Sen. Get on your cloak, and haste you to lord
Impórtune him for my monies; be not ceas'd*
My uses cry to ine, I must serve my turn
Immediate are my needs; and my relief
Sen. I go, Sir?-take the bonds along with
Enter CAPHIS, and the SERVANTS of ISIDORE and VARRO.
Caph. Good even,+ Varro: What,
Vur. Serv. Is't not your business too?
Caph. 'Would we were all discharg'd!
Caph. Here comes the lord.
Enter TIMON, ALCIBIADES, and LORDS, &c. Tim. So soon as dinner's done, we'll forth again,t
My Alcibiades.-With me? What's your will?
Caph. Please it your lordship, he hath put
To the succession of new days this month:
Tim. Mine honest friend,
I pr'y thee, but repair to me next morning.
Var. Serv. One Varro's servant, my good lord,
Isid. Serv. From Isidore;
humbly prays your speedy payment,Caph. If you did know, my lord, my master's wants,
Var. Serv. "Twas due on forfeiture, my lord, six weeks,
Isid. Serv. Your steward puts me off, my lord;
And I am sent expressly to your lordship.
I do beseech you, good my lords, keep on;
With clamorous demands of date-broke bonds, And the detention of long-since-due debts, Against my honour?

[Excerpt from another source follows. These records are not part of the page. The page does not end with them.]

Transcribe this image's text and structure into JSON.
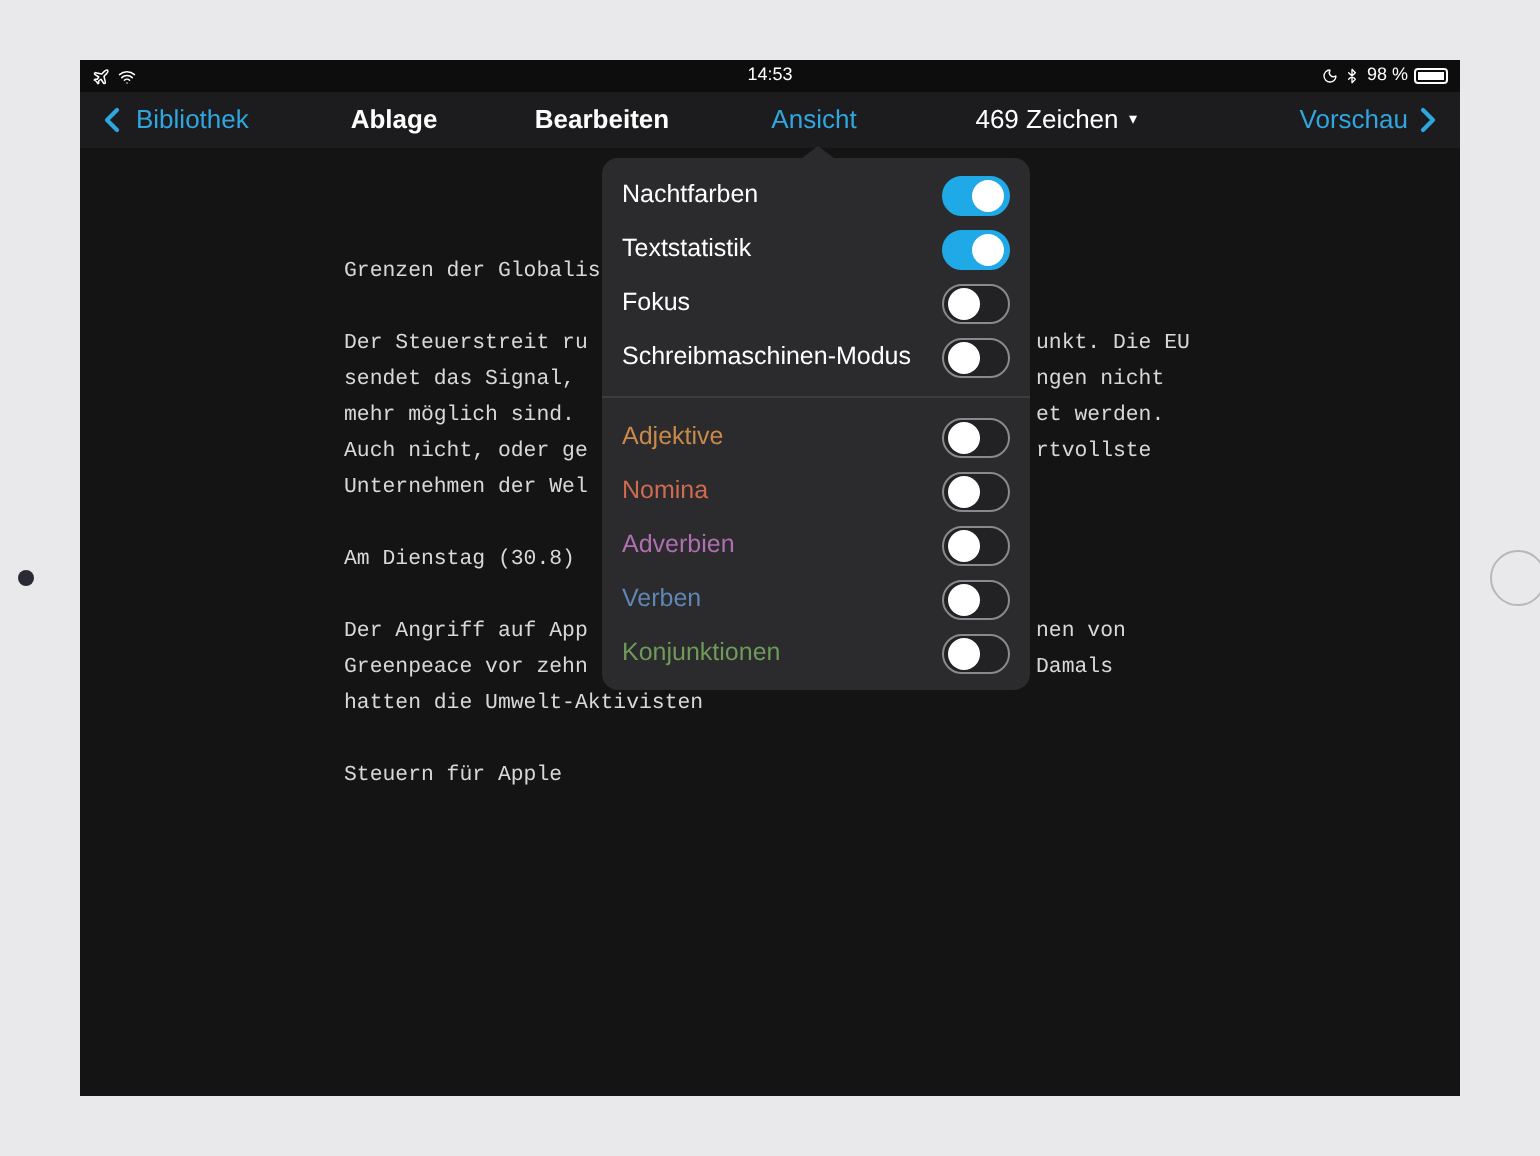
{
  "status_bar": {
    "time": "14:53",
    "battery": "98 %"
  },
  "nav": {
    "back": "Bibliothek",
    "menus": [
      {
        "label": "Ablage",
        "selected": false
      },
      {
        "label": "Bearbeiten",
        "selected": false
      },
      {
        "label": "Ansicht",
        "selected": true
      }
    ],
    "count": {
      "label": "469 Zeichen",
      "caret": "▾"
    },
    "forward": "Vorschau"
  },
  "popover": {
    "options": [
      {
        "label": "Nachtfarben",
        "on": true
      },
      {
        "label": "Textstatistik",
        "on": true
      },
      {
        "label": "Fokus",
        "on": false
      },
      {
        "label": "Schreibmaschinen-Modus",
        "on": false
      }
    ],
    "highlights": [
      {
        "label": "Adjektive",
        "on": false,
        "color": "#c9894a"
      },
      {
        "label": "Nomina",
        "on": false,
        "color": "#d06a50"
      },
      {
        "label": "Adverbien",
        "on": false,
        "color": "#b06fb0"
      },
      {
        "label": "Verben",
        "on": false,
        "color": "#5f86b5"
      },
      {
        "label": "Konjunktionen",
        "on": false,
        "color": "#6f9a5a"
      }
    ]
  },
  "document": {
    "paragraphs": [
      [
        {
          "left": "Grenzen der Globalis"
        }
      ],
      [
        {
          "left": "Der Steuerstreit ru",
          "right": "unkt. Die EU"
        },
        {
          "left": "sendet das Signal,",
          "right": "ngen nicht"
        },
        {
          "left": "mehr möglich sind.",
          "right": "et werden."
        },
        {
          "left": "Auch nicht, oder ge",
          "right": "rtvollste"
        },
        {
          "left": "Unternehmen der Wel"
        }
      ],
      [
        {
          "left": "Am Dienstag (30.8)"
        }
      ],
      [
        {
          "left": "Der Angriff auf App",
          "right": "nen von"
        },
        {
          "left": "Greenpeace vor zehn",
          "right": "Damals"
        },
        {
          "left": "hatten die Umwelt-Aktivisten"
        }
      ],
      [
        {
          "left": "Steuern für Apple"
        }
      ]
    ]
  }
}
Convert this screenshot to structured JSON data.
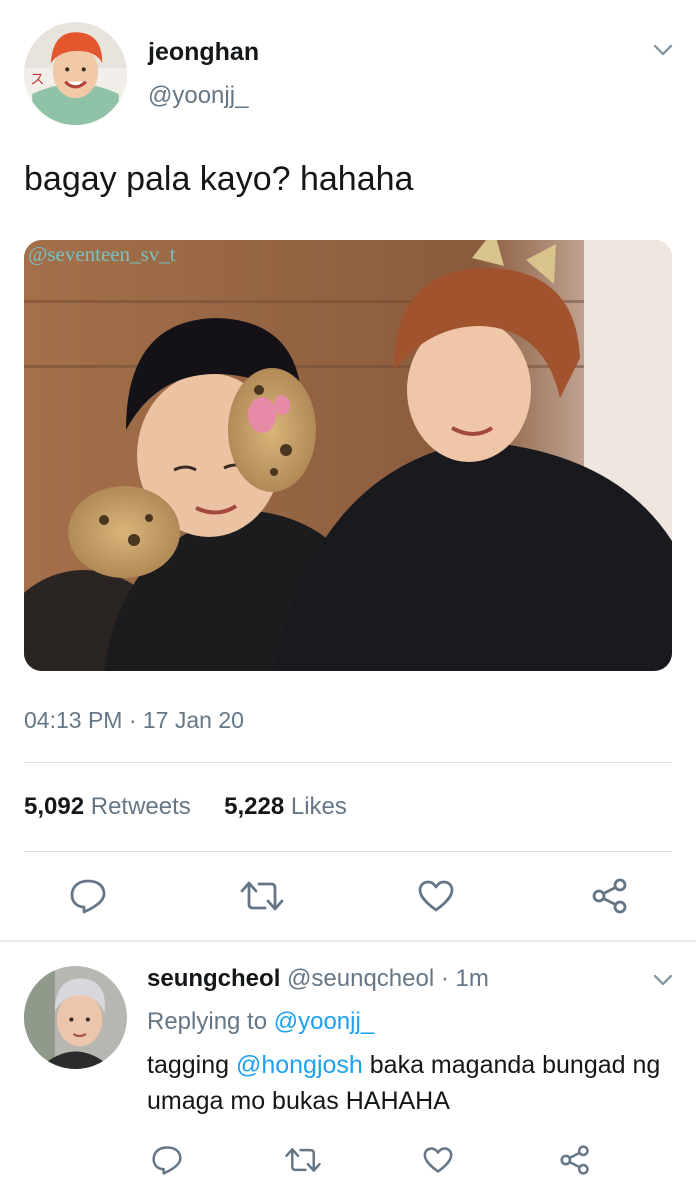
{
  "tweet": {
    "author_name": "jeonghan",
    "author_handle": "@yoonjj_",
    "text": "bagay pala kayo? hahaha",
    "media_watermark": "@seventeen_sv_t",
    "timestamp": "04:13 PM · 17 Jan 20",
    "retweets_count": "5,092",
    "retweets_label": "Retweets",
    "likes_count": "5,228",
    "likes_label": "Likes",
    "avatar_sign_text": "ス"
  },
  "reply": {
    "author_name": "seungcheol",
    "author_handle": "@seunqcheol",
    "time_sep": " · ",
    "time": "1m",
    "replying_prefix": "Replying to ",
    "replying_handle": "@yoonjj_",
    "text_prefix": "tagging ",
    "mention": "@hongjosh",
    "text_rest": " baka maganda bungad ng umaga mo bukas HAHAHA"
  },
  "icons": {
    "reply": "reply-icon",
    "retweet": "retweet-icon",
    "like": "heart-icon",
    "share": "share-icon",
    "more": "chevron-down-icon"
  },
  "colors": {
    "text_primary": "#14171a",
    "text_secondary": "#657786",
    "link": "#1da1f2",
    "watermark": "#77c1c2",
    "divider": "#e6ecf0"
  }
}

Flav. Please you, gentlemen,
The time is unagreeable to this business:
Tim. Do so, my friends:
[Exit TIMON. [Exit FLAVIUS.
Enter APEMANTUS and a FOOL. Caph. Stay, stay, here comes the fool with Apemantus; let's have some sport with 'em. Var. Serv. Hang him, he'll abuse us. Isid. Serv. A plague upon him, dog! Var. Serv. How dost, fool? Apem. Dost dialogue with thy shadow? Var. Serv. I speak not to thee. Apem. No; 'tis to thyself,-Come away. [To the FOOL. Isid. Serv. [To VAR. SERV.] There's the fool hangs on your back already.
Apem. No, thou stand'st single, thou art not on him yet.
Caph. Where's the fool now?
Apem. He last asked the question.-Poor rogues, and usurers' men! bawds between gold and want!
All Serv. What are we, Apemantus?
All Serv. Why?
Apem. That you ask me what you are, and do not know yourselves.-Speak to 'em, fool. Fool. How do you, gentlemen?
All Serv. Gramercies, good fool: How does your mistress?
Fool. She's e'en setting on water to scald such chickens as you are. 'Would, we could see you at Corinth.
Apem. Good! gramercy.